In the mid-1990s I listened to the radio, which was dominated by the right-wingers.  I thought and still think the Clintons are phonies.  Didn't like CNN then or now.  Foxnews was new, and I watched it despite no liking it either.  Mostly as a way to check out different kinds of people, or just trying to find a gram of truth in the ocean of lies.  A more valuable source of knowledge is the internet.  The ultimate evaluation is based on whether one's viewpoints are backed up by real evidence and history, and predictions or assertions confirmed by later revelations.

Most of the highly scored are those shunned by the mainstream media.  Here is a very limited list of people (some maybe born outside of the US).  Noam Chomsky is the gold standard when it comes to public intellectuals, although he is slowing down.  Glenn Greenwald is active and writes extensively and pervasively about the rule of law in the US.  I also like Justin Raimondo, Norman Solomon, Ron Paul, and Paul Craig Roberts.  I learn from these people and others over the years, albeit not on every subjects from everyone.  Importantly, much of what they write about not only applies to the US, but also serves as lessons to the rest of the world.  This broad perspective is something I find glaringly missing in the past 30-year-long discussions in China.  That generation of Chinese "Public Intellectuals" simply lack a sufficient understanding of the world and its history, critical thinking ability, and vision.  I read on NYT in the 1990s some Westerner commenting that the so-called elites in China either followed the government completely or listened to the US completely.

One person I like who doesn't fit the intellectual label is Jimmy Carter, aka the best ex-president in US history.  He has been advocating for the poor and anti-war since 1990s.  I wonder what he would have done if he were in office.  His own fours years were full of chaos, leaving us relatively little to judge from.  This is what is terribly wrong in America, part I.  Officials don't vote for or say what he believes in when he is in office, only after or before.  Many ex-government officials talk against wars but clamoring for wars while inside.  John Kerry and Hillary Clinton must have been regretting their votes dearly for the Iraq War secretly while running for the presidents later.  Obama must have felt very lucky: if he had been in the Senate he mostly likely would have voted like Kerry and Clinton. 

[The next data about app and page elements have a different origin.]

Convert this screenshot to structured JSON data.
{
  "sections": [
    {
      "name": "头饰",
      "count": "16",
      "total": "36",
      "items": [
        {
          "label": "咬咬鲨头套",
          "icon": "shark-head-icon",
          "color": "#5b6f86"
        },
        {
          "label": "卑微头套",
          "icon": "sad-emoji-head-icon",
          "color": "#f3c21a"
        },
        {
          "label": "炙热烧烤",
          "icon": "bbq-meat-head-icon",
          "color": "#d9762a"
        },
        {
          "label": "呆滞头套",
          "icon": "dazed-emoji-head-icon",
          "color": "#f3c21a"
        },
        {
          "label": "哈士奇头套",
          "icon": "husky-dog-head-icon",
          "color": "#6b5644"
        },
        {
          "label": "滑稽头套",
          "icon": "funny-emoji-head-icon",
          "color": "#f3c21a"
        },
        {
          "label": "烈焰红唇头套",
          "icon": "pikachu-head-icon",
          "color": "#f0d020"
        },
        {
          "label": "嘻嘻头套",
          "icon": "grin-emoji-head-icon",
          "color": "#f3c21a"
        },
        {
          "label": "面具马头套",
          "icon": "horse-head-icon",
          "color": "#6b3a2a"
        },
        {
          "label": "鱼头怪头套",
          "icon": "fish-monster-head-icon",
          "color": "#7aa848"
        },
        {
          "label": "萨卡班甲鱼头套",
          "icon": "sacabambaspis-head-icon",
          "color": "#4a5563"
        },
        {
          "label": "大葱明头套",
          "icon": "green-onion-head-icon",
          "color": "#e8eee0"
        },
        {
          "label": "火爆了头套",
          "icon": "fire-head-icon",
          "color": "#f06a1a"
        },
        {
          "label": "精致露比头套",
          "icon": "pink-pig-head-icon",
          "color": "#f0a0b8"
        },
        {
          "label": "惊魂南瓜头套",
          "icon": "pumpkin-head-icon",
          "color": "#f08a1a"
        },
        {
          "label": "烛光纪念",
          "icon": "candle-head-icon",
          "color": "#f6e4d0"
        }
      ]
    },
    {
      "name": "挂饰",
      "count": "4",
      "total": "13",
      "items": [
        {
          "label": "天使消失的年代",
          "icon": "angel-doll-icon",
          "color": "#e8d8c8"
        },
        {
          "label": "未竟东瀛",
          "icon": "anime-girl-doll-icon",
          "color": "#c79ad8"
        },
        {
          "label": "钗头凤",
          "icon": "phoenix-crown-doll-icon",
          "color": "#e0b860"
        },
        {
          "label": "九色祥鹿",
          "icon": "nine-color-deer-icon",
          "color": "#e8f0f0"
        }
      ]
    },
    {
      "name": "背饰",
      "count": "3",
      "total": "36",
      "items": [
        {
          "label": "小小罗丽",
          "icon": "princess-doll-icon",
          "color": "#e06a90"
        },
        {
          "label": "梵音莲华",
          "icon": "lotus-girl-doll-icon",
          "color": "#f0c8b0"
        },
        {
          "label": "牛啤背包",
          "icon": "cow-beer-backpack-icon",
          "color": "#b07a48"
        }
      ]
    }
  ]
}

Four people who I don't like but sufficiently fit the mainstream.  The first is Thomas Friedman, a NYT columnist.  I read him mostly in the mid-late 1990s when traditional media still dominated.  Everything he writes from then till now can be summarized in two sentences: 1. The Earth is flat; and 2. America uses McDonald's to rule the world.  The second is Paul Krugman, who has the similar status in the media as Thomas Friedman before.  He is a typical American liberal who likes to fight the Republicans.  Not a market fundamentalist like most economists, he knows little realities beyond the US.  The third is William Kristol, a neocon.  It was comical seeing him talking non-stop WMD nonsense on TV since 1990s to the Iraq War.  It became a farce when he together with those alike was even rewarded afterward, which indicates something terribly wrong in America, part II.  Responding to his critics, he said something like: feel free to disagree with or ignore me.  One has to admire his thick skin, though.  The fourth is Christopher Hitchens.  He died in Dec 2011 and received a round of eulogies, although he was by no means a pleasant fellow when alive.  His story on Mather Teresa was enlightening, and denouncing Henry Kissinger was a highlight.  His anti-religion stand was laudable, but it gets overboard if you go into other people's worshipping places and debating the issue.  He became sort of a neocon after 2000, a huge turnoff. 

So one can always learn from the Americans, good or bad.